Every line of the material that mentions the word "JSON" should be copied out.

START Exercise materials

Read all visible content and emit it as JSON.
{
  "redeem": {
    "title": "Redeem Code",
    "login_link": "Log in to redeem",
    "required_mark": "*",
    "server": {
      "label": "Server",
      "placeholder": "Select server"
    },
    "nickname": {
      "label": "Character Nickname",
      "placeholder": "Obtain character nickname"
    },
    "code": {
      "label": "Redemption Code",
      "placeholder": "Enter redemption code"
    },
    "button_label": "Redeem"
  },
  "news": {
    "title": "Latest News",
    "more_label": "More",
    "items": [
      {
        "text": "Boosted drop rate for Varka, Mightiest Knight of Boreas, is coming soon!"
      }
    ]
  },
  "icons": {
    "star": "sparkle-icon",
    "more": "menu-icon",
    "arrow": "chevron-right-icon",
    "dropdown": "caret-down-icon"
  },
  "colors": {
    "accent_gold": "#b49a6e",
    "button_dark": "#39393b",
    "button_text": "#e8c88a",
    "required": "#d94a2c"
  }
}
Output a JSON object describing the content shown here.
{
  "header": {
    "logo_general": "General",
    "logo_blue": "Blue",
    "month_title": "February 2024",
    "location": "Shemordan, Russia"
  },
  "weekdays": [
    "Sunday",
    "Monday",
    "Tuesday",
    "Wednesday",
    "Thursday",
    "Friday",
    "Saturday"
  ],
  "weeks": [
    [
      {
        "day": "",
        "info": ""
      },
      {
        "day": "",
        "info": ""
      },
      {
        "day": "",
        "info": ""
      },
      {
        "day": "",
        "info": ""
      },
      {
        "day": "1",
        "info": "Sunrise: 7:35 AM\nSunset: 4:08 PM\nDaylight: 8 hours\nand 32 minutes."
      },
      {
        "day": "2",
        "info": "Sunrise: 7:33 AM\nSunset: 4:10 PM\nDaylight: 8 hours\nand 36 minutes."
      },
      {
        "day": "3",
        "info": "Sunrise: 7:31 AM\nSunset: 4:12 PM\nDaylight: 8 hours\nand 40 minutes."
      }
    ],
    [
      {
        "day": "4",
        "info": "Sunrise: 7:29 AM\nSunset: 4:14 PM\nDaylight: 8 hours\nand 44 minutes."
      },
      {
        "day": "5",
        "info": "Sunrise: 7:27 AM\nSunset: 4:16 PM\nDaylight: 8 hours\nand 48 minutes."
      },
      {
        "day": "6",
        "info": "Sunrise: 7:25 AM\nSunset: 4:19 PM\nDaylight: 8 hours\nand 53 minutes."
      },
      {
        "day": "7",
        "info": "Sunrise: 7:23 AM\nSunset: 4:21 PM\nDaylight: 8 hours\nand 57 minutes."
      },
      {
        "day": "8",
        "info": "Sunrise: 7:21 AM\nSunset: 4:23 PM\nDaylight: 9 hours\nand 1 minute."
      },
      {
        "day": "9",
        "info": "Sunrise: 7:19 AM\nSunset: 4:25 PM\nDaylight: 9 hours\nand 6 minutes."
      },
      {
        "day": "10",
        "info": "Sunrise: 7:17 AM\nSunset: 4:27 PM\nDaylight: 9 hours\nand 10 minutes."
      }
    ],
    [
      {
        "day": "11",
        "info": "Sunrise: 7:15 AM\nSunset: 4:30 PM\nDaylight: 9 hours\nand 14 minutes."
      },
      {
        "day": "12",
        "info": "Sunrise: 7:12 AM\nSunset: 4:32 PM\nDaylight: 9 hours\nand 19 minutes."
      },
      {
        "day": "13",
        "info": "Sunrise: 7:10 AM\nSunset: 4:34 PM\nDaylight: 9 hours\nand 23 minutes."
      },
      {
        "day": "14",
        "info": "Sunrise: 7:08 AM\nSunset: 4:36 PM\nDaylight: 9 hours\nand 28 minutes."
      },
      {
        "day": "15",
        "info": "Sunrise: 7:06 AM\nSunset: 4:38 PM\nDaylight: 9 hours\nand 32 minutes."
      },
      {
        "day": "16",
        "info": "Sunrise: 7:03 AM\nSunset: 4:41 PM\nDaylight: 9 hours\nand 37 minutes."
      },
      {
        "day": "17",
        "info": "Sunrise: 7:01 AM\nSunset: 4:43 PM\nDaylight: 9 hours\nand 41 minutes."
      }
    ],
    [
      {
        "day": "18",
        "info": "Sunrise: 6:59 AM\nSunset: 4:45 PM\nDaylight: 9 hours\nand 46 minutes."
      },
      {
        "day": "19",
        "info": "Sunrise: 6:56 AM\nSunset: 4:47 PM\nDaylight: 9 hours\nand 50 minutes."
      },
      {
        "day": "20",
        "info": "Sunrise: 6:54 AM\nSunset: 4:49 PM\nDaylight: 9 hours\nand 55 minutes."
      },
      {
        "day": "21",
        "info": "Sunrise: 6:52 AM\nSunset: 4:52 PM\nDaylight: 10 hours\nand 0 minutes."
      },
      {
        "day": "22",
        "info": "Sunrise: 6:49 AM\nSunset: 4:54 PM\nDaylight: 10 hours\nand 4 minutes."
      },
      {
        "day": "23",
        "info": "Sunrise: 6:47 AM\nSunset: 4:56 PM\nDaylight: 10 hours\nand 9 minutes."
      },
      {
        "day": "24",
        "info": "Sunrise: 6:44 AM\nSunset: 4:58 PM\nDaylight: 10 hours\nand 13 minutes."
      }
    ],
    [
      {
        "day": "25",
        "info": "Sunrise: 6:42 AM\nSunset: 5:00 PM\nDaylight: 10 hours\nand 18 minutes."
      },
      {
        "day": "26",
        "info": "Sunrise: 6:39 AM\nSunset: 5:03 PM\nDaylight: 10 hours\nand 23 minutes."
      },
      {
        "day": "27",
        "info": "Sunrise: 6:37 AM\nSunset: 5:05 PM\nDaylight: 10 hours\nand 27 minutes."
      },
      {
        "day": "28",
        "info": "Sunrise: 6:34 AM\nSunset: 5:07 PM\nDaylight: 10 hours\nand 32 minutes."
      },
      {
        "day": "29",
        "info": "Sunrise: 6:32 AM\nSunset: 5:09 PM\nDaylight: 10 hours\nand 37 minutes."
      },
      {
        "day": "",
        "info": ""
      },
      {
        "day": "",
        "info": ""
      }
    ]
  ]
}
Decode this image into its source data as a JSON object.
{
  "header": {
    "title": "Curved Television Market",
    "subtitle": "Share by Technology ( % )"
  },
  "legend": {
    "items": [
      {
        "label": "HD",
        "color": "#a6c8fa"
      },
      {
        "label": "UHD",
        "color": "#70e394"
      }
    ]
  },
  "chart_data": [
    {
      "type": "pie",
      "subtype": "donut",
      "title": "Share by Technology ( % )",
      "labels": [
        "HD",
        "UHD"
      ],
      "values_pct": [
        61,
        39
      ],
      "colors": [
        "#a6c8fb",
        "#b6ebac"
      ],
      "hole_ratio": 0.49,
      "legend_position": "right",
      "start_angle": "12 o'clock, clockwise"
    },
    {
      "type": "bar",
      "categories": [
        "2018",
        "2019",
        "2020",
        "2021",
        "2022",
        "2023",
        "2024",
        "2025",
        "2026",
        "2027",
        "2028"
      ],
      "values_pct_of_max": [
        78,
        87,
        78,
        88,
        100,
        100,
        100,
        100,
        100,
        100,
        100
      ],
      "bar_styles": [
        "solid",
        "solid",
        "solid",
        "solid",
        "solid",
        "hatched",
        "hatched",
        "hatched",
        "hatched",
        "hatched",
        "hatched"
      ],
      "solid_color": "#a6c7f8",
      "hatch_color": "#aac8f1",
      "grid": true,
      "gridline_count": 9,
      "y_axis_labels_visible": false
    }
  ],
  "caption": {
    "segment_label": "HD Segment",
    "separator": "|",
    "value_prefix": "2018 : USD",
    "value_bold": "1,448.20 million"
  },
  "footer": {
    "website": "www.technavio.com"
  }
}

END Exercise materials

● Answer box:
Read all visible content and emit it as JSON.
Output a JSON object describing the content shown here.
Decode this image into its source data as a JSON object.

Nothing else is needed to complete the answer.